An interesting phenomenon in the startup world, and one that very few acknowledge, is the practice of “faking it until you make it (click for an unofficial definition).” This concept comes in varying levels— from modest “fake it” behavior, to outright blatant “fake it” swagger, and everything in between. What’s even more interesting is that “fake it ‘til you make it” seems to be contagious.
In the corporate world, by contrast, people are scared to fake anything — if they are questioned, criticized, or asked to do something out of their comfort zone, most tend to run away, ignore the issue, or look for someone else to pass off the job — because with far more resources and time, this is possible. This is certainly not case in the startup world, where you just don’t have the same luxuries.
This leads to the question, how fake is too fake, and when does it cross the line?
- IT’S OKAY TO: Fake self-confidence to persevere through a tough time (something every entrepreneur goes through). Being an entrepreneur is tough. It’s a roller coaster of emotions and so much harder than working for a large company with a stable paycheck. Put a smile on and wait until you really feel it.
- IT’S OKAY TO: Sell a future idea if you have a feasible plan. Many entrepreneurs go through a period where they are asking for money solely based on the idea of a future product or service. The only caveat: If you are selling a dream, you should have research and data to back up your claims to future success. Ever heard of Jet.com? Marc Lore, founder of this online Costco e-commerce site, may be the poster child for raising big pre-product bucks based on data, research, and experience.
- IT’S NOT OKAY TO: Fake expertise or skills to give advice. Being an outsider, we often enter meetings where others have done very little to no research on our background (which is another interesting startup phenomena) and are pitched on ideas or “advised” on a topic in which we are intimately familiar. We recently had a breakfast with an entrepreneur advisor that gave us a cringe-worthy diatribe on the advice she gives startups on the benefits of using professional employer organizations, including the ability to avoid paying overtime under the Fair Labor Standards Act (this is not true, thankfully). Faking expertise will, at best, lead to a potential embarrassment by taking a customer’s money for a service they are not getting, or worse, quickly lead a startup into a lawsuit.
- IT’S NOT OKAY TO: Sell a fake “product” to raise money for fancy offices and big salaries.

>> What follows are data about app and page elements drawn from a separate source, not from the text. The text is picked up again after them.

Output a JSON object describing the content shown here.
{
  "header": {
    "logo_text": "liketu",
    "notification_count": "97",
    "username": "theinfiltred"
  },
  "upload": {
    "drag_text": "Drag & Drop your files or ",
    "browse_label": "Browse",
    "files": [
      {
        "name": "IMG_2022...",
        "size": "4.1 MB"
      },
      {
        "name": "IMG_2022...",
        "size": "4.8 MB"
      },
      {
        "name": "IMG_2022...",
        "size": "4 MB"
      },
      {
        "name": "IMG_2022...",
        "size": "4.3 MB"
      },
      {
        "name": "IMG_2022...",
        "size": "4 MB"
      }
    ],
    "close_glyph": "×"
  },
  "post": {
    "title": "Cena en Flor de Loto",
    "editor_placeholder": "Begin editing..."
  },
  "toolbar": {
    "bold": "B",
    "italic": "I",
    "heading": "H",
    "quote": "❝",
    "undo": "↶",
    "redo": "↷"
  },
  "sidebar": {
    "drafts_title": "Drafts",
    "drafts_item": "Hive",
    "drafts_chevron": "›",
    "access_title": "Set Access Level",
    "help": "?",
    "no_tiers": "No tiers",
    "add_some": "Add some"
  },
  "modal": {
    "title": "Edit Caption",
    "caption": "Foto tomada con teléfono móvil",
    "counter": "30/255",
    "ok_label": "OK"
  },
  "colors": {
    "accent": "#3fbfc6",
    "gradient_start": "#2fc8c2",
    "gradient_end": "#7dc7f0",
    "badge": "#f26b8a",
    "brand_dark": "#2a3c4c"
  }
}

Once again, “faking it ‘til you make it” is cool on your own terms, but don’t bring other people’s time, money or livelihood into the equation. We have witnessed at least one tech company raise millions of dollars based on a fake product without any feasible way to execute. They had amazing marketing, insightful content, and a shell demo, and spent the capital they raised on fancy offices, travel and executive salaries. It’s unfortunate to waste money, but what’s almost worse is seeing unsuspecting employees leave stable jobs for this type of startup, getting laid off within a matter of months. Don’t believe this happens? Check out Clinkle, the company that duped well known investors, Forbes, and The WSJ, but that the average person has never heard of and probably never will.
At the end of the day, faking confidence and positivity on occasion to keep yourself and your company going is understandable. But unfortunately, there are plenty of entrepreneurs who’ve jumped on the startup bandwagon and are faking it at the expense of anything and anyone until they make it. While a large VC firm may be able to spot this kind of company, it is the potential employees, families, friends, and smaller investors that can be really hurt by this behavior.
Ultimately this all begs the questions: Is the startup boom becoming so contagious that it attracts the wrong type of individual who is willing to do anything to raise capital? Will this “fake it ‘til you make it” mentality be a catalyst for further tightening of investor wallets? How long can fakers survive in the startup world? Only time will tell.
Chad Strickland is a human capital executive, attorney, speaker, author, and thought leader. With a 20 year career which transitioned into a senior business executive with one of the mot successful and highest growth speciality retailers in the country, Chad was responsible for the most valued aspect of the business model: people and culture.